● **Aim of the exercise**
Return the lines below in which the string "that" occurs.

BEGIN Material for this task

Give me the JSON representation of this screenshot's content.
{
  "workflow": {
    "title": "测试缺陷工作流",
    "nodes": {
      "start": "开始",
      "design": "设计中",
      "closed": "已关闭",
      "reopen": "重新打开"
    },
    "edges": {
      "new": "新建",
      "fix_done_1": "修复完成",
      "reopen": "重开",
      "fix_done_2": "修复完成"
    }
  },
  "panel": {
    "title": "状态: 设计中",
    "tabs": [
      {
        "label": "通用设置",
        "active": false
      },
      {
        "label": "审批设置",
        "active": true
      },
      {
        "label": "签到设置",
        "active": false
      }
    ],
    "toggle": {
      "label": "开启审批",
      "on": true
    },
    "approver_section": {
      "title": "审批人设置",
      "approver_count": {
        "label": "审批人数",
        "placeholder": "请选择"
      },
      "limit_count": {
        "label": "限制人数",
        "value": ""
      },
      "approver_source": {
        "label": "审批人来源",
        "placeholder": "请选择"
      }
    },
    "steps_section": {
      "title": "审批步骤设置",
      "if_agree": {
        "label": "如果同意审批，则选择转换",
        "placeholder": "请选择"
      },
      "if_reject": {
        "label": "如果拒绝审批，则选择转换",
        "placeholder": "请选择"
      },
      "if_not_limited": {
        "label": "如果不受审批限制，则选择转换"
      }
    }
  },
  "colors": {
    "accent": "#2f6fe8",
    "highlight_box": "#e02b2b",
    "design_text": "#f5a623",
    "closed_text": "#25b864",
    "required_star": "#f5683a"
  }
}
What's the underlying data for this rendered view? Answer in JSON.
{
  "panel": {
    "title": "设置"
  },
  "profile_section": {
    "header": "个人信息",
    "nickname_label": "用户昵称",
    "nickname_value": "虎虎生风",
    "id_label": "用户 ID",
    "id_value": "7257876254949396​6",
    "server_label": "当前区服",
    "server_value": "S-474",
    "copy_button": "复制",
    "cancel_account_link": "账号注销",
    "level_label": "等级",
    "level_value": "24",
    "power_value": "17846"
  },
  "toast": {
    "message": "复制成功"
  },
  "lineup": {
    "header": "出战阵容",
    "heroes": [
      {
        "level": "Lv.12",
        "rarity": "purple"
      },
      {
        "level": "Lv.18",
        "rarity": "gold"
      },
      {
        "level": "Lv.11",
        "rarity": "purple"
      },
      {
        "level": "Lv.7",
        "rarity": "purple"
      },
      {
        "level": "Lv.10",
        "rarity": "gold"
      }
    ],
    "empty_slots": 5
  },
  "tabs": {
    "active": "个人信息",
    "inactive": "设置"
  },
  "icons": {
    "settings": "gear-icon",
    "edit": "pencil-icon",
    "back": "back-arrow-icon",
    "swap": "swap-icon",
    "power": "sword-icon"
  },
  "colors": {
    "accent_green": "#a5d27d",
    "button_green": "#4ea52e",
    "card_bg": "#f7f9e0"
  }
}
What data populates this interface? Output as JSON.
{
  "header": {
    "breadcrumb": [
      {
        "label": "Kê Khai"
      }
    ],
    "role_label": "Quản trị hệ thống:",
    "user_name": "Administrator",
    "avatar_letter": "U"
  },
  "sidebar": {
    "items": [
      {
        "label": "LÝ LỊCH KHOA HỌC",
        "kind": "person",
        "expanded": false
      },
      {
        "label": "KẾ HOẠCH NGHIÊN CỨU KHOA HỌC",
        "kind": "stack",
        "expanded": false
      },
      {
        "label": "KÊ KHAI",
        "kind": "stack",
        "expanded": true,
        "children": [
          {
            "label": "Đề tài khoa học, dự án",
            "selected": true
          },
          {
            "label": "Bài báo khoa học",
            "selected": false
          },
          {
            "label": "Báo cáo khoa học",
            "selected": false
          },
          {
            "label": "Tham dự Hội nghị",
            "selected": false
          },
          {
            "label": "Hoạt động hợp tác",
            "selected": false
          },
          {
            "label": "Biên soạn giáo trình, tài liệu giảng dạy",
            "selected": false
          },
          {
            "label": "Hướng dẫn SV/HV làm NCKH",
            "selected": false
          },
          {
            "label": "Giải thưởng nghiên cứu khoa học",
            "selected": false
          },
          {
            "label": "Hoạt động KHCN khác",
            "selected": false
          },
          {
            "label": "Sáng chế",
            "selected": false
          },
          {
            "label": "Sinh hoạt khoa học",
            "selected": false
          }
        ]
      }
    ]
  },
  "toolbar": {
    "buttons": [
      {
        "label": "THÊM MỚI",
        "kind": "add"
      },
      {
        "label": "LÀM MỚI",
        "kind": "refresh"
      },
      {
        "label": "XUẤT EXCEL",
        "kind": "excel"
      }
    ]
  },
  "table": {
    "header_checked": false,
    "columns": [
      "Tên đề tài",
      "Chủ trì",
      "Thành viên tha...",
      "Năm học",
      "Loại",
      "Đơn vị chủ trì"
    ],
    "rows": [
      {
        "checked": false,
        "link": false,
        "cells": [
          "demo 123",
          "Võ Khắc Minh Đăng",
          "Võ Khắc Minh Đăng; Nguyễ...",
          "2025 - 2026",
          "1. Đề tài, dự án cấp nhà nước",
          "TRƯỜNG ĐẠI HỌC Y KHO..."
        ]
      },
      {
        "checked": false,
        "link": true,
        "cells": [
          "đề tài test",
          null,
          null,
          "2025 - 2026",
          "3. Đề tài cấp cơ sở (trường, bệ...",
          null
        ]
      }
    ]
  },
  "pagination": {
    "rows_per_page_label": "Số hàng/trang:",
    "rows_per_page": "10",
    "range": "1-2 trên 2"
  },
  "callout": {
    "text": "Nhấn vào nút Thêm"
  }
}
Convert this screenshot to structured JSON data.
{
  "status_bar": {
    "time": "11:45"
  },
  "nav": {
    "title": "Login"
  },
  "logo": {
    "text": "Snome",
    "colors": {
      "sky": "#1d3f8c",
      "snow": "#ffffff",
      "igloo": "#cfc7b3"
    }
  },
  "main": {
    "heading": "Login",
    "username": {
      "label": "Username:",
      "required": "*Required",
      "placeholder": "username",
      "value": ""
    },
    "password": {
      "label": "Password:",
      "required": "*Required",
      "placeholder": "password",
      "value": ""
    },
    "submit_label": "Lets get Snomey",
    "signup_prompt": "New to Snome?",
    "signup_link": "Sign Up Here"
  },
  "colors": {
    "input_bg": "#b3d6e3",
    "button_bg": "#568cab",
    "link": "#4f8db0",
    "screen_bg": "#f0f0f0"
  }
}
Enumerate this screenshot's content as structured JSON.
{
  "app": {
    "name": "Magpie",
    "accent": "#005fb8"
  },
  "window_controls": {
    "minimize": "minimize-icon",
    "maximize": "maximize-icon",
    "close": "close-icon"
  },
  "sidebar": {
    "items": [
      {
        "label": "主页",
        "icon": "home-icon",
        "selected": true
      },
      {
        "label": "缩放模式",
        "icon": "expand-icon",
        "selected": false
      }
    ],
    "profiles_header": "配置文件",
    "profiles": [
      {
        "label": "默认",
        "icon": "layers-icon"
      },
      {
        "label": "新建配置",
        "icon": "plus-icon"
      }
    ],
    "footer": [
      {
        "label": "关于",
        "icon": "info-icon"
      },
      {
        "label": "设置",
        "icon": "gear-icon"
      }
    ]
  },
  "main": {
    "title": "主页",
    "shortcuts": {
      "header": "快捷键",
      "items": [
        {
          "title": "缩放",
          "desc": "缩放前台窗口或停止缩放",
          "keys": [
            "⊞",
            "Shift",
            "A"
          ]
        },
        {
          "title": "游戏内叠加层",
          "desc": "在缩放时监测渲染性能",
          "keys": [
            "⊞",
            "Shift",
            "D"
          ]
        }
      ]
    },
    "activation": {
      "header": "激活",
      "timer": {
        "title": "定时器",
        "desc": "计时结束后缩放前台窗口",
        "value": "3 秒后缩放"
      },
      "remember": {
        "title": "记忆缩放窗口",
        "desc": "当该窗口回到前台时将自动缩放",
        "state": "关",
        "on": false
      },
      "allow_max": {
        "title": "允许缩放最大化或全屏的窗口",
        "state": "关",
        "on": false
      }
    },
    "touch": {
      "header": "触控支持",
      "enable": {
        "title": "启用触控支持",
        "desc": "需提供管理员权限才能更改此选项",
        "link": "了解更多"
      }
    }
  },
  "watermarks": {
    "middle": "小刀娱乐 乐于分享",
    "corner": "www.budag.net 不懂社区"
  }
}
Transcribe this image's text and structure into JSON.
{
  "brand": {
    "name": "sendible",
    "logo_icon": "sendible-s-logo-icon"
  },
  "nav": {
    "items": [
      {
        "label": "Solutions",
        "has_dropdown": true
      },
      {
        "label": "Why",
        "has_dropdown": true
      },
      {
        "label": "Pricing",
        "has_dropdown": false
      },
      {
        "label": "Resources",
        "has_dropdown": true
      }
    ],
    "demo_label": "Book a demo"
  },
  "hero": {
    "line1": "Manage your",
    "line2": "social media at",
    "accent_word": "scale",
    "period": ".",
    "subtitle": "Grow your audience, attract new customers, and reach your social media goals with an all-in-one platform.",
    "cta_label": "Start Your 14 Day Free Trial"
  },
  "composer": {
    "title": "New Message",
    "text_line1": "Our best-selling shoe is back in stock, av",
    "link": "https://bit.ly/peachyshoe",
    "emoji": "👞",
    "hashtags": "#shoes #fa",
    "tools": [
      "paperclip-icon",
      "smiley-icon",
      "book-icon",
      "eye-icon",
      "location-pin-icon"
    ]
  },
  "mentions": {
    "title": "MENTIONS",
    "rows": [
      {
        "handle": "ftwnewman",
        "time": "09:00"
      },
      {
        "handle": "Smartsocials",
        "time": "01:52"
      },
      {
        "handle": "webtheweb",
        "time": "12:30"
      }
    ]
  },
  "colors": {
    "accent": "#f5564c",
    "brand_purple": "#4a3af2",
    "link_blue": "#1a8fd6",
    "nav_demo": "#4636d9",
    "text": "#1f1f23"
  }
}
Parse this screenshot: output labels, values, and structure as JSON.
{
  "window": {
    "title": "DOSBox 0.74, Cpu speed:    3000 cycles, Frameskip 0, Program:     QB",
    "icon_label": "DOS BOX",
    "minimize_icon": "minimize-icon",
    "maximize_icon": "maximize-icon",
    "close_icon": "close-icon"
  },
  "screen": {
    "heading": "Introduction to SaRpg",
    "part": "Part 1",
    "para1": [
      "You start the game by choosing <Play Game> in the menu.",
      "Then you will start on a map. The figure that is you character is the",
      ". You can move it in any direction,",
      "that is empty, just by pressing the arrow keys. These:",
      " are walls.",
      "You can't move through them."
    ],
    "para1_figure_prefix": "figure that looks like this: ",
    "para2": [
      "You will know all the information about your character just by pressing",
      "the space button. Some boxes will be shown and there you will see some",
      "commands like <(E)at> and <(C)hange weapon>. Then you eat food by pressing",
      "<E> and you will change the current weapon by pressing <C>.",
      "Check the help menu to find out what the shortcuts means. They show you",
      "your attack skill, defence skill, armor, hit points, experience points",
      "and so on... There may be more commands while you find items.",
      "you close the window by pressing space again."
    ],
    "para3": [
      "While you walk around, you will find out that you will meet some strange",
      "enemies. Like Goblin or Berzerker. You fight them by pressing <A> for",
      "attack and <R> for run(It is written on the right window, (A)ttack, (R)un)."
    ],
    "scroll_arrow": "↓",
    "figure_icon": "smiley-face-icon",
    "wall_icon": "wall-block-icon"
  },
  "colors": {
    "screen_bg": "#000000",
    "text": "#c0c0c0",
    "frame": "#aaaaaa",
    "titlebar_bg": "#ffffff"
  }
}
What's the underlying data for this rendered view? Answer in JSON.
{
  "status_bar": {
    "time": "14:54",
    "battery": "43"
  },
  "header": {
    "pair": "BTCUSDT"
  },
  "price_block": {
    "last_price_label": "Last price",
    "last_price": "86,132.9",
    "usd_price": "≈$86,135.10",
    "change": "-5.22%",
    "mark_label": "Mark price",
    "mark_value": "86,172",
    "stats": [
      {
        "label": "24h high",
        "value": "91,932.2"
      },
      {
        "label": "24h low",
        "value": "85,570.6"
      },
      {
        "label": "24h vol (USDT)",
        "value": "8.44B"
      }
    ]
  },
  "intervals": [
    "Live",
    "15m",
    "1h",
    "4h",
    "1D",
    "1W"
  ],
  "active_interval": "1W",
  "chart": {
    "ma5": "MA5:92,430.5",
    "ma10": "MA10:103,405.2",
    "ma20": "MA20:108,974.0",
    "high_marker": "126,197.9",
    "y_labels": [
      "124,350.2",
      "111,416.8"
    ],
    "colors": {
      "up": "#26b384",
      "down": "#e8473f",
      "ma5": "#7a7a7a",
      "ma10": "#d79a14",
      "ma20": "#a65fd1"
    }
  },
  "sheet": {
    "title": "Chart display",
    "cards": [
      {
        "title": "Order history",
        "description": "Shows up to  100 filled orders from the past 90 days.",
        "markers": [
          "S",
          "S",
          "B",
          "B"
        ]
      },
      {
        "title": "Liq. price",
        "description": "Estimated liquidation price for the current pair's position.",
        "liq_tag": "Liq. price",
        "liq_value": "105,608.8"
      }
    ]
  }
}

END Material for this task

● **Expected output**
      "Then you will start on a map. The figure that is you character is the",
      "that is empty, just by pressing the arrow keys. These:",
    "para1_figure_prefix": "figure that looks like this: ",
      "While you walk around, you will find out that you will meet some strange",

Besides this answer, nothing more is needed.